I am not sure if you heard about the shortage and price increase for avocados this month. I am aware of it because I use avocados at work and I enjoy them at home as well. Avocados are more expensive than they ever have been. I have a friend with an avocado farm in Southern California, and I hope he has the ability to prosper from this shortage. The main cause of the shortage is twofold. The first is that there is a strike in Mexico by avocado farmers, and the second is the drought in Southern California.

Northern California has received enormous amounts of rain in recent months, with some areas getting over 400% of their normal rainfall. This has helped remove the drought conditions and restrictions in those areas. Unfortunately Southern California has not had the same good fortune. Southern California regions are averaging 65% of their normal rainfall amounts. Since avocados normally grow well in the Southern California environment, especially around the Temecula area, this has affected the crop and the harvest of all types of avocados grown in California. There are 8 types of avocados grown in California, but the most common is the Hass. Other varieties include Bacon, Fuerte, Gwen, Lamb Hass, Pinkerton, Reed and Zutano. The Hass is also the variety that is imported most frequently from Mexico, which is where the avocado originated. Central Mexico was the location where the first avocado plants were recognized.

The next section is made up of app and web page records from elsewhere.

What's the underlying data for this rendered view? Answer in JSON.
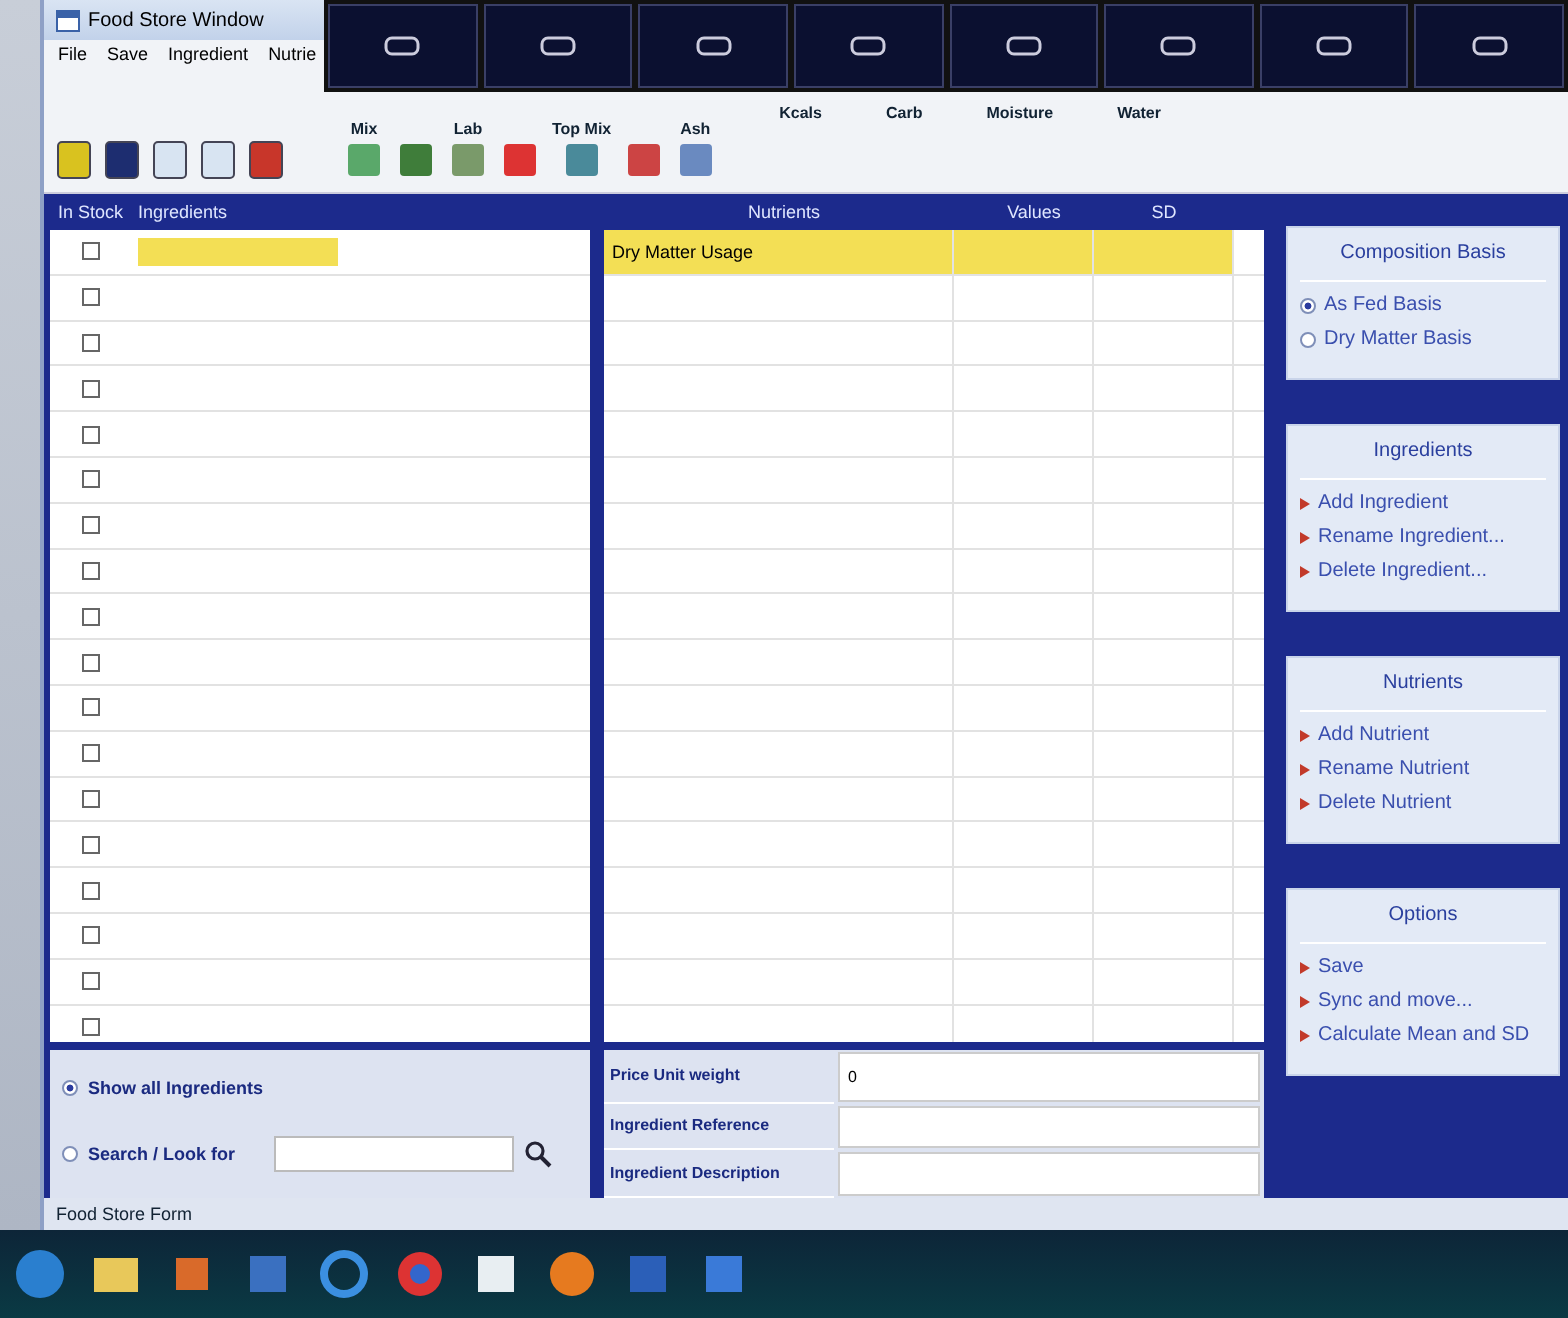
{
  "window": {
    "title": "Food Store Window"
  },
  "menu": [
    "File",
    "Save",
    "Ingredient",
    "Nutrie"
  ],
  "toolbar": {
    "labels": [
      "Mix",
      "Lab",
      "Top Mix",
      "Ash",
      "Kcals",
      "Carb",
      "Moisture",
      "Water"
    ]
  },
  "ingredients_table": {
    "columns": [
      "In Stock",
      "Ingredients"
    ],
    "rows": [
      {
        "checked": false,
        "selected": true
      },
      {
        "checked": false,
        "selected": false
      },
      {
        "checked": false,
        "selected": false
      },
      {
        "checked": false,
        "selected": false
      },
      {
        "checked": false,
        "selected": false
      },
      {
        "checked": false,
        "selected": false
      },
      {
        "checked": false,
        "selected": false
      },
      {
        "checked": false,
        "selected": false
      },
      {
        "checked": false,
        "selected": false
      },
      {
        "checked": false,
        "selected": false
      },
      {
        "checked": false,
        "selected": false
      },
      {
        "checked": false,
        "selected": false
      },
      {
        "checked": false,
        "selected": false
      },
      {
        "checked": false,
        "selected": false
      },
      {
        "checked": false,
        "selected": false
      },
      {
        "checked": false,
        "selected": false
      },
      {
        "checked": false,
        "selected": false
      },
      {
        "checked": false,
        "selected": false
      }
    ]
  },
  "nutrients_table": {
    "columns": [
      "Nutrients",
      "Values",
      "SD"
    ],
    "rows": [
      {
        "name": "Dry Matter Usage",
        "selected": true
      }
    ]
  },
  "ingredient_filter": [
    {
      "label": "Show all Ingredients",
      "selected": true
    },
    {
      "label": "Search / Look for",
      "selected": false
    }
  ],
  "details": [
    {
      "label": "Price Unit weight",
      "value": "0"
    },
    {
      "label": "Ingredient Reference"
    },
    {
      "label": "Ingredient Description"
    }
  ],
  "side_panels": [
    {
      "title": "Composition Basis",
      "kind": "radio",
      "items": [
        {
          "label": "As Fed Basis",
          "selected": true
        },
        {
          "label": "Dry Matter Basis",
          "selected": false
        }
      ]
    },
    {
      "title": "Ingredients",
      "kind": "actions",
      "items": [
        {
          "label": "Add Ingredient"
        },
        {
          "label": "Rename Ingredient..."
        },
        {
          "label": "Delete Ingredient..."
        }
      ]
    },
    {
      "title": "Nutrients",
      "kind": "actions",
      "items": [
        {
          "label": "Add Nutrient"
        },
        {
          "label": "Rename Nutrient"
        },
        {
          "label": "Delete Nutrient"
        }
      ]
    },
    {
      "title": "Options",
      "kind": "actions",
      "items": [
        {
          "label": "Save"
        },
        {
          "label": "Sync and move..."
        },
        {
          "label": "Calculate Mean and SD"
        }
      ]
    }
  ],
  "status_bar": "Food Store Form"
}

San Diego County has long been the center of the United States avocado industry with 18,000 acres of avocado farms, but Ventura County is looking to take over that role due to cheaper water, about 1/4th the cost, and a lower salt content in the water, which avocados are sensitive to. An acre can produce approximately 16,500 pounds of avocados in a typical year.

Even though the first week of November showed an import quantity of over 40 million pounds 70% from Mexico and a domestic production of over 23 thousand pounds, we have encountered a shortage that has raised the retail price of an avocado to around $1.65 each. The price has risen about 20% since the beginning of September. Wholesale, avocados that cost $30 a case in January are running up to $80 a case now. Consumption has increased greatly in the last generation; in the 1990s per person consumption of avocados ran 1 1/2 pounds and now it is closer to 5 pounds, all while our population increased by 60 million people. The second most avocado-centric holiday or event is the Super Bowl, during which 80 million pounds of avocado are consumed. The highest consumption occurs during Cinco de Mayo celebrations.

In Mexico the strike, caused by growers complaining about the fluctuation in prices for their crop, ended in October after a short three week time period. But since then they have produced crops that were smaller in size, exporting a similar quantity of avocados, but they have not weighed the same as in previous years.

The growing process: The many different varieties have different harvest times, but the shelf life of an avocado is very long. The storage life is anywhere from two months to eight months, with the Hass variety lasting on the long side of the timeframe. The Hass variety is ripe in April while the Bacon is ripe in December. When the fruit is ripe, it is not yet ready to eat. All avocados are harvested when they are too hard to eat. All avocados require a room temperature ripening process to soften them up to an edible texture. If you buy avocados you know that some are firm and others are still solid.

Why should you eat avocados? If you ask me the number one reason is because they taste great, but I understand my taste buds are not the same as others. There are so many nutritional reasons to eat avocados. Avocados, which can weigh up to 3 pounds, are high in Vitamin K, Folate, Vitamin C, Potassium, Vitamin B5, Vitamin B6 and Vitamin E. They contain more potassium than bananas so tennis players should start eating them mid match. Although 77% of calories come from fat, it is monounsaturated fat, which is healthy fat, lowering cholesterol and triglycerides and helps reduce inflammation. Avocados can be an alternate to using butter in baked goods. Avocados also contain high amounts of fiber and help the body retain vitamins and minerals from other plant-based foods. Avocados help fight cancer and eye problems including macular degeneration, as well as arthritis, all while helping people lose weight.